--- Problem requirements ---
Filter the data below for the string "categories" and copy each matching line.

--- Source material ---
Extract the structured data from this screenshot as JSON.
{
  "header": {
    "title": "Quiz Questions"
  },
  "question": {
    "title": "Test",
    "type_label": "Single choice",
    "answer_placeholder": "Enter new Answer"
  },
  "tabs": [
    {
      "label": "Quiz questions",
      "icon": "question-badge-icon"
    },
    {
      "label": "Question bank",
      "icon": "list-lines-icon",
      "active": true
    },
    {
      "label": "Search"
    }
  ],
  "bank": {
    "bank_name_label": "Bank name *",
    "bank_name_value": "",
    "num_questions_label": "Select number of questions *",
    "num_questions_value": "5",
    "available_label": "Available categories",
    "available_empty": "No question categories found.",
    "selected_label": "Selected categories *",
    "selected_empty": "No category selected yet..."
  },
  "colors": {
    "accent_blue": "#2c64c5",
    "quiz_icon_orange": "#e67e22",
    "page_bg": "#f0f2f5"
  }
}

--- Answer to this problem ---
    "available_label": "Available categories",
    "available_empty": "No question categories found.",
    "selected_label": "Selected categories *",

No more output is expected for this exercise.